Hoping to take a vacation or need to travel outside the United States? If you owe Uncle Sam back taxes, think again.

Americans who owe more than $50,000 in federal tax debt can lose their passports under a new federal law.

In 2015, Congress passed legislation allowing the State Department to revoke or deny passports to those with "seriously delinquent tax debt," according to Philadelphia tax attorneys. In March, the IRS will start implementing the new mandate.

For those (like me) who need legal translation, a "seriously delinquent tax debt" means an unpaid, legally enforceable federal tax liability that has been assessed, is greater than $50,000 (including tax, penalty, and interest), and has a notice of lien with opportunity for administrative remedies either lapsed or denied, or a levy has been made seizing assets, according to Epstein Shapiro &  Epstein, a local law firm.

Michael Gillen, director of the tax accounting group at the law firm Duane Morris, advised those who fall into the $50,000-in-back-taxes camp not to ignore it.

"The IRS will begin advising the State Department of the identities of U.S. citizens with seriously delinquent tax debts within the next 30 days," Gillen said in an interview, noting that the law could affect "hundreds of thousands" of Americans.

Philly's latest candidate for district attorney, Tariq El-Shabazz, owes more than $50,000 in federal taxes, the Inquirer reported last week.  El-Shabazz's tax bills include six IRS liens from 2013 to 2016 for a combined $137,187, the last coming months after he took the job as first deputy district attorney.

The State Department can not only revoke a U.S. passport, but American citizens residing or traveling overseas also may be required to return to the United States until the tax debts are resolved.

There are some exceptions: if you enter into an installment agreement or what's known as an "offer in compromise" with the IRS, or you are granted innocent-spouse relief.

Another way to resolve the bill?

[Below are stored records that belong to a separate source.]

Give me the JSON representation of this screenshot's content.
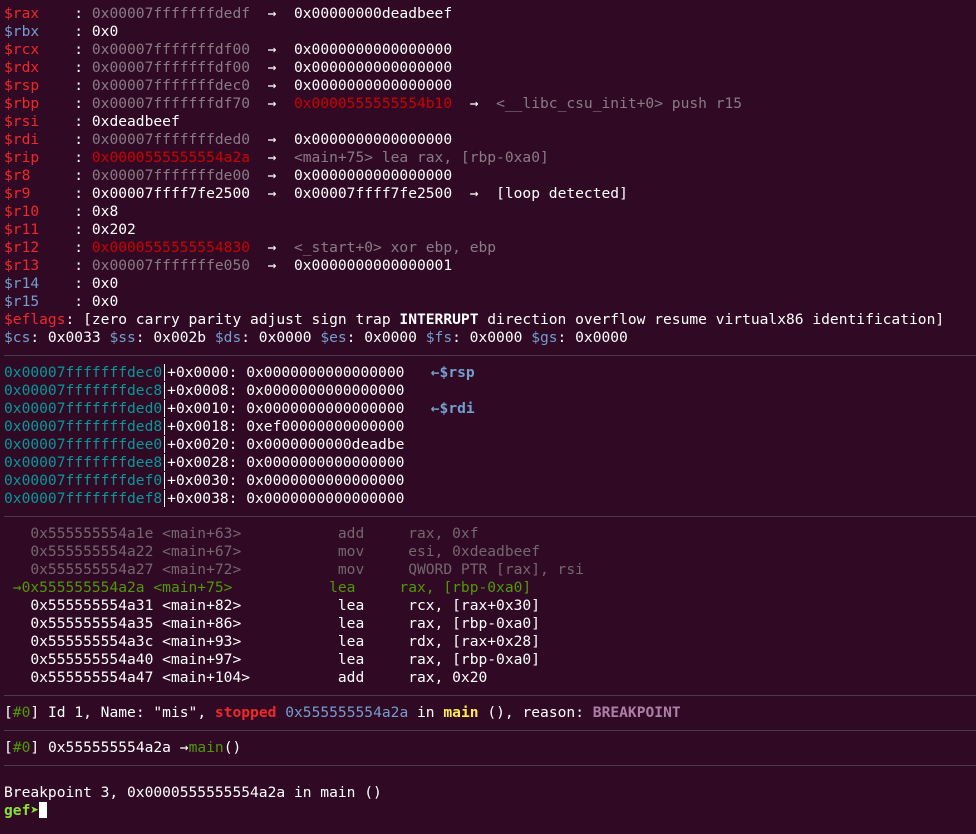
{
  "registers": [
    {
      "name": "$rax",
      "nc": "red",
      "val": "0x00007fffffffdedf",
      "vc": "gray",
      "chain": [
        {
          "t": "0x00000000deadbeef",
          "c": "white"
        }
      ]
    },
    {
      "name": "$rbx",
      "nc": "blue",
      "val": "0x0",
      "vc": "white",
      "chain": []
    },
    {
      "name": "$rcx",
      "nc": "red",
      "val": "0x00007fffffffdf00",
      "vc": "gray",
      "chain": [
        {
          "t": "0x0000000000000000",
          "c": "white"
        }
      ]
    },
    {
      "name": "$rdx",
      "nc": "red",
      "val": "0x00007fffffffdf00",
      "vc": "gray",
      "chain": [
        {
          "t": "0x0000000000000000",
          "c": "white"
        }
      ]
    },
    {
      "name": "$rsp",
      "nc": "red",
      "val": "0x00007fffffffdec0",
      "vc": "gray",
      "chain": [
        {
          "t": "0x0000000000000000",
          "c": "white"
        }
      ]
    },
    {
      "name": "$rbp",
      "nc": "red",
      "val": "0x00007fffffffdf70",
      "vc": "gray",
      "chain": [
        {
          "t": "0x0000555555554b10",
          "c": "dimred"
        },
        {
          "t": "<__libc_csu_init+0> push r15",
          "c": "gray"
        }
      ]
    },
    {
      "name": "$rsi",
      "nc": "red",
      "val": "0xdeadbeef",
      "vc": "white",
      "chain": []
    },
    {
      "name": "$rdi",
      "nc": "red",
      "val": "0x00007fffffffded0",
      "vc": "gray",
      "chain": [
        {
          "t": "0x0000000000000000",
          "c": "white"
        }
      ]
    },
    {
      "name": "$rip",
      "nc": "red",
      "val": "0x0000555555554a2a",
      "vc": "dimred",
      "chain": [
        {
          "t": "<main+75> lea rax, [rbp-0xa0]",
          "c": "gray"
        }
      ]
    },
    {
      "name": "$r8",
      "nc": "red",
      "val": "0x00007fffffffde00",
      "vc": "gray",
      "chain": [
        {
          "t": "0x0000000000000000",
          "c": "white"
        }
      ]
    },
    {
      "name": "$r9",
      "nc": "red",
      "val": "0x00007ffff7fe2500",
      "vc": "white",
      "chain": [
        {
          "t": "0x00007ffff7fe2500",
          "c": "white"
        },
        {
          "t": "[loop detected]",
          "c": "white"
        }
      ]
    },
    {
      "name": "$r10",
      "nc": "red",
      "val": "0x8",
      "vc": "white",
      "chain": []
    },
    {
      "name": "$r11",
      "nc": "red",
      "val": "0x202",
      "vc": "white",
      "chain": []
    },
    {
      "name": "$r12",
      "nc": "red",
      "val": "0x0000555555554830",
      "vc": "dimred",
      "chain": [
        {
          "t": "<_start+0> xor ebp, ebp",
          "c": "gray"
        }
      ]
    },
    {
      "name": "$r13",
      "nc": "red",
      "val": "0x00007fffffffe050",
      "vc": "gray",
      "chain": [
        {
          "t": "0x0000000000000001",
          "c": "white"
        }
      ]
    },
    {
      "name": "$r14",
      "nc": "blue",
      "val": "0x0",
      "vc": "white",
      "chain": []
    },
    {
      "name": "$r15",
      "nc": "blue",
      "val": "0x0",
      "vc": "white",
      "chain": []
    }
  ],
  "arrow": "→",
  "eflags": {
    "label": "$eflags",
    "pre": "[zero carry parity adjust sign trap ",
    "bold": "INTERRUPT",
    "post": " direction overflow resume virtualx86 identification]"
  },
  "segments": [
    {
      "name": "$cs",
      "val": "0x0033"
    },
    {
      "name": "$ss",
      "val": "0x002b"
    },
    {
      "name": "$ds",
      "val": "0x0000"
    },
    {
      "name": "$es",
      "val": "0x0000"
    },
    {
      "name": "$fs",
      "val": "0x0000"
    },
    {
      "name": "$gs",
      "val": "0x0000"
    }
  ],
  "stack": [
    {
      "addr": "0x00007fffffffdec0",
      "off": "+0x0000",
      "val": "0x0000000000000000",
      "tag": "←$rsp"
    },
    {
      "addr": "0x00007fffffffdec8",
      "off": "+0x0008",
      "val": "0x0000000000000000",
      "tag": ""
    },
    {
      "addr": "0x00007fffffffded0",
      "off": "+0x0010",
      "val": "0x0000000000000000",
      "tag": "←$rdi"
    },
    {
      "addr": "0x00007fffffffded8",
      "off": "+0x0018",
      "val": "0xef00000000000000",
      "tag": ""
    },
    {
      "addr": "0x00007fffffffdee0",
      "off": "+0x0020",
      "val": "0x0000000000deadbe",
      "tag": ""
    },
    {
      "addr": "0x00007fffffffdee8",
      "off": "+0x0028",
      "val": "0x0000000000000000",
      "tag": ""
    },
    {
      "addr": "0x00007fffffffdef0",
      "off": "+0x0030",
      "val": "0x0000000000000000",
      "tag": ""
    },
    {
      "addr": "0x00007fffffffdef8",
      "off": "+0x0038",
      "val": "0x0000000000000000",
      "tag": ""
    }
  ],
  "code": [
    {
      "addr": "0x555555554a1e",
      "sym": "<main+63>",
      "op": "add",
      "args": "rax, 0xf",
      "state": "past"
    },
    {
      "addr": "0x555555554a22",
      "sym": "<main+67>",
      "op": "mov",
      "args": "esi, 0xdeadbeef",
      "state": "past"
    },
    {
      "addr": "0x555555554a27",
      "sym": "<main+72>",
      "op": "mov",
      "args": "QWORD PTR [rax], rsi",
      "state": "past"
    },
    {
      "addr": "0x555555554a2a",
      "sym": "<main+75>",
      "op": "lea",
      "args": "rax, [rbp-0xa0]",
      "state": "current"
    },
    {
      "addr": "0x555555554a31",
      "sym": "<main+82>",
      "op": "lea",
      "args": "rcx, [rax+0x30]",
      "state": "future"
    },
    {
      "addr": "0x555555554a35",
      "sym": "<main+86>",
      "op": "lea",
      "args": "rax, [rbp-0xa0]",
      "state": "future"
    },
    {
      "addr": "0x555555554a3c",
      "sym": "<main+93>",
      "op": "lea",
      "args": "rdx, [rax+0x28]",
      "state": "future"
    },
    {
      "addr": "0x555555554a40",
      "sym": "<main+97>",
      "op": "lea",
      "args": "rax, [rbp-0xa0]",
      "state": "future"
    },
    {
      "addr": "0x555555554a47",
      "sym": "<main+104>",
      "op": "add",
      "args": "rax, 0x20",
      "state": "future"
    }
  ],
  "code_arrow": "→",
  "thread": {
    "open": "[",
    "idx": "#0",
    "close": "]",
    "text1": " Id 1, Name: \"mis\", ",
    "stopped": "stopped",
    "addr": "0x555555554a2a",
    "in": " in ",
    "func": "main",
    "text2": " (), reason: ",
    "reason": "BREAKPOINT"
  },
  "trace": {
    "open": "[",
    "idx": "#0",
    "close": "]",
    "addr": " 0x555555554a2a ",
    "arrow": "→",
    "func": "main",
    "parens": "()"
  },
  "breakpoint_msg": "Breakpoint 3, 0x0000555555554a2a in main ()",
  "prompt": "gef",
  "prompt_arrow": "➤"
}
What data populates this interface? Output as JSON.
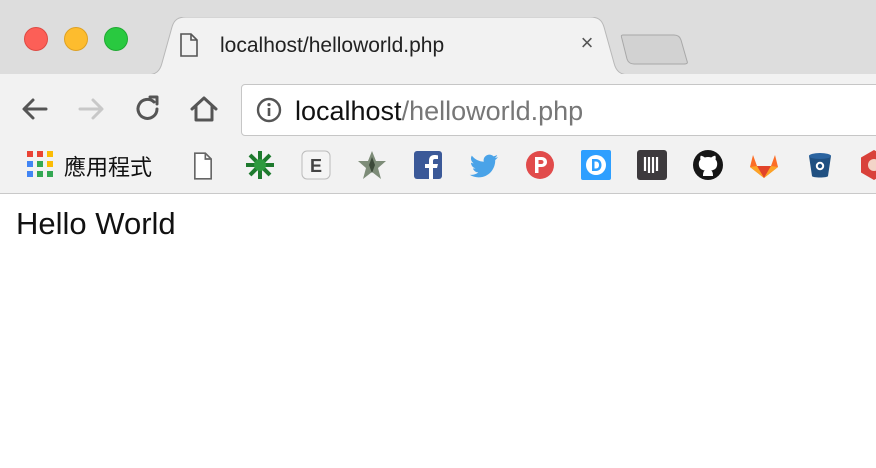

Pay it in full. Taxpayers who request a collection due-process hearing to contest the tax liability also can avoid passport revocation, Gillen said.

"I have received dozens of calls this year from taxpayers, as well as from concerned friends, family members, and colleagues who have a loved one in such a situation," he said.

"And many people don't intentionally fail to pay, or they owe and can't pay it yet. They're not running from it," Gillen noted. "But now is the time to resolve your IOUs with the IRS."

Financial Elder Abuse

What are the signs? A new American Institute of Certified Public Accountants report on financial elder abuse spells out what to look for and resources to fight it. A copy of the report is available at the organization's website: AICPA.org.

Although potential financial abuse may be associated with the onset of dementia, if you have any reason to suspect an older person is a victim, contact your local investigative authority. Signs of such abuse include:

  • Unpaid bills.
  • Sudden change in lifestyle.
  • Forged signatures.
  • Sudden accrual of debts, or sale or change in the title of a home, land, or assets.
  • Unexplained transfer of funds.
  • Power of attorney or wills changed under unusual circumstances.
  • Sudden changes in withdrawal amounts.
  • Complaints about missing money or assets.

If financial elder abuse is suspected, Stopfraud.gov, the website of the Financial Fraud Enforcement Task Force, recommends that family members or others contact the FBI at 202-324-3000 or at https://tips.fbi.gov.  Also, contact the U.S. Attorney's Office where the person lives or where the fraud was committed.

According to the Government Accountability Office, financial fraud targeting older Americans costs them an estimated $2.9 billion annually. Frauds range from the IRS impersonation scam to the Jamaican Lottery Scam and the prevalent Grandparent Scam. Though all are different in form, they employ threatening and misleading tactics that rob seniors of their hard-earned life savings.

"Personally, I have told my mother and mother-in-law that they are not to give out information to anyone who calls. They simply say their son or daughter handles all their affairs and that they can't come to the phone," said report author Howard Silverstone, director of Forensic Resolutions Inc. and a member of the AICPA Forensic & Litigation Services Committee's Fraud Task Force.